→ EXERCISE DIRECTIONS
Return the records below word for word.

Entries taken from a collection
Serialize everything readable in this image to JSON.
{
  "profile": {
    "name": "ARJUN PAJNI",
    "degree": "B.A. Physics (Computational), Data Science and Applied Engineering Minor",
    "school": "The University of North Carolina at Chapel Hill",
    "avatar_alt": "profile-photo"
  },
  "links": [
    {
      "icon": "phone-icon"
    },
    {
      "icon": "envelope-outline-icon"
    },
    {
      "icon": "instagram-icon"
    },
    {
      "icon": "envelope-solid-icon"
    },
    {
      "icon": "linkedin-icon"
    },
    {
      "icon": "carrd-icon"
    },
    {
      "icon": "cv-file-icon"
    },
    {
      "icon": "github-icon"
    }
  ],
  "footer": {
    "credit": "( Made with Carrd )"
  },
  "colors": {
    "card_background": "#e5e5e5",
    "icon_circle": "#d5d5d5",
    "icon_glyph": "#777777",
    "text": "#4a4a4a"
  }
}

→ ANSWER BOX
Serialize everything readable in this image to JSON.
{
  "profile": {
    "name": "ARJUN PAJNI",
    "degree": "B.A. Physics (Computational), Data Science and Applied Engineering Minor",
    "school": "The University of North Carolina at Chapel Hill",
    "avatar_alt": "profile-photo"
  },
  "links": [
    {
      "icon": "phone-icon"
    },
    {
      "icon": "envelope-outline-icon"
    },
    {
      "icon": "instagram-icon"
    },
    {
      "icon": "envelope-solid-icon"
    },
    {
      "icon": "linkedin-icon"
    },
    {
      "icon": "carrd-icon"
    },
    {
      "icon": "cv-file-icon"
    },
    {
      "icon": "github-icon"
    }
  ],
  "footer": {
    "credit": "( Made with Carrd )"
  },
  "colors": {
    "card_background": "#e5e5e5",
    "icon_circle": "#d5d5d5",
    "icon_glyph": "#777777",
    "text": "#4a4a4a"
  }
}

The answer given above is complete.